“I tend to see a lot of people now that are from good families with good educations, but there’s something missing… They are seeking something more than just being a consumer in the world, getting a mortgage and a car and all the rest, really high functioning people that don’t necessarily have significant traumas or major issues.”
Far from an easy fix or a fun trip, “the sessions can be looking like a madness house, the person can be speaking in tongues, acting mad, crying, laughing, swearing, moving around.”
Among all the chaos and individualised journeying, Pesa stresses the importance of proper integration of these experiences, in order to retain the insights gained and utilise them in everyday life.
Participants are encouraged to talk about their experiences during the ‘share circle,’ however the details that transcend the realm of language are often expressed through artistic means.
“People are taking themselves in their deep inward space, and sitting with the art, whether it’s a collage or drawing or painting… drawing bypasses the cognitive and helps people find images or symbols or something that are kind of significant, maybe still not having a lot of sense, but at least it’s coming to this realm.”
Without proper integration and accompaniment during an intense psychedelic journey, certain individuals can be vulnerable to further psychological issues, including endless trips and psychosis.
“People come back to civilisation and have said, I actually struggle to live now because im really divided and I struggle to integrate those messages, insights, visions and things.”
This is where Pesa’s work is vital, building on her own experiences to guide her clients through a peaceful journey that brings forth positive outcomes and consequences.
Despite this, she laughs off labels of any modern, western type of Shamanism, seeing the experience as one that should be universally practiced, “I wish that I was rich and I could do it by donation and not charge at all, because to me I believe that people should have that space for free.”

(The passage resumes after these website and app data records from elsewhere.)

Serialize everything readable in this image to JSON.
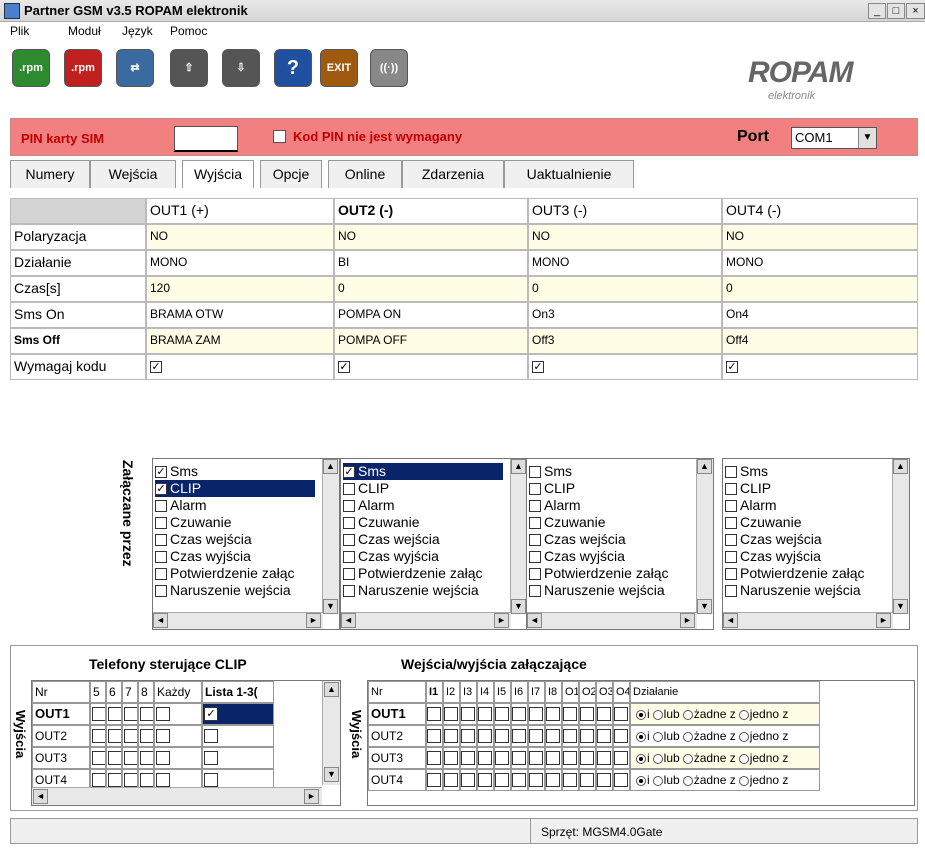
{
  "window": {
    "title": "Partner GSM v3.5 ROPAM elektronik",
    "min": "_",
    "max": "□",
    "close": "×"
  },
  "menu": [
    "Plik",
    "Moduł",
    "Język",
    "Pomoc"
  ],
  "toolbar": {
    "open_label": ".rpm",
    "save_label": ".rpm",
    "exit_label": "EXIT"
  },
  "logo": {
    "text": "ROPAM",
    "sub": "elektronik"
  },
  "pin": {
    "label": "PIN karty SIM",
    "value": "",
    "checkbox_label": "Kod PIN nie jest wymagany",
    "port_label": "Port",
    "port_value": "COM1"
  },
  "tabs": [
    "Numery",
    "Wejścia",
    "Wyjścia",
    "Opcje",
    "Online",
    "Zdarzenia",
    "Uaktualnienie"
  ],
  "active_tab": "Wyjścia",
  "outputs": {
    "columns": [
      "OUT1 (+)",
      "OUT2 (-)",
      "OUT3  (-)",
      "OUT4 (-)"
    ],
    "rows": [
      {
        "label": "Polaryzacja",
        "values": [
          "NO",
          "NO",
          "NO",
          "NO"
        ]
      },
      {
        "label": "Działanie",
        "values": [
          "MONO",
          "BI",
          "MONO",
          "MONO"
        ]
      },
      {
        "label": "Czas[s]",
        "values": [
          "120",
          "0",
          "0",
          "0"
        ]
      },
      {
        "label": "Sms On",
        "values": [
          "BRAMA OTW",
          "POMPA ON",
          "On3",
          "On4"
        ]
      },
      {
        "label": "Sms Off",
        "values": [
          "BRAMA ZAM",
          "POMPA OFF",
          "Off3",
          "Off4"
        ]
      },
      {
        "label": "Wymagaj kodu",
        "values": [
          "✓",
          "✓",
          "✓",
          "✓"
        ]
      }
    ]
  },
  "zalaczane": {
    "label": "Załączane przez",
    "items": [
      "Sms",
      "CLIP",
      "Alarm",
      "Czuwanie",
      "Czas wejścia",
      "Czas wyjścia",
      "Potwierdzenie załąc",
      "Naruszenie wejścia"
    ],
    "lists": [
      {
        "checked": [
          true,
          true,
          false,
          false,
          false,
          false,
          false,
          false
        ],
        "selected": 1
      },
      {
        "checked": [
          true,
          false,
          false,
          false,
          false,
          false,
          false,
          false
        ],
        "selected": 0
      },
      {
        "checked": [
          false,
          false,
          false,
          false,
          false,
          false,
          false,
          false
        ],
        "selected": -1
      },
      {
        "checked": [
          false,
          false,
          false,
          false,
          false,
          false,
          false,
          false
        ],
        "selected": -1
      }
    ]
  },
  "clip": {
    "title": "Telefony sterujące CLIP",
    "side_label": "Wyjścia",
    "headers": [
      "Nr",
      "5",
      "6",
      "7",
      "8",
      "Każdy",
      "Lista 1-3("
    ],
    "rows": [
      "OUT1",
      "OUT2",
      "OUT3",
      "OUT4"
    ]
  },
  "io": {
    "title": "Wejścia/wyjścia załączające",
    "side_label": "Wyjścia",
    "headers": [
      "Nr",
      "I1",
      "I2",
      "I3",
      "I4",
      "I5",
      "I6",
      "I7",
      "I8",
      "O1",
      "O2",
      "O3",
      "O4",
      "Działanie"
    ],
    "rows": [
      "OUT1",
      "OUT2",
      "OUT3",
      "OUT4"
    ],
    "action_options": [
      "i",
      "lub",
      "żadne z",
      "jedno z"
    ]
  },
  "status": {
    "hardware": "Sprzęt: MGSM4.0Gate"
  }
}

“I look forward to the time when we could open a centre for Deep Self-Exploration where we could collectively offer and hold a safe space for people to experience the benefits of Holotropic Breathwork™, as well as many other practices… including therapeutic use of sacred medicine.”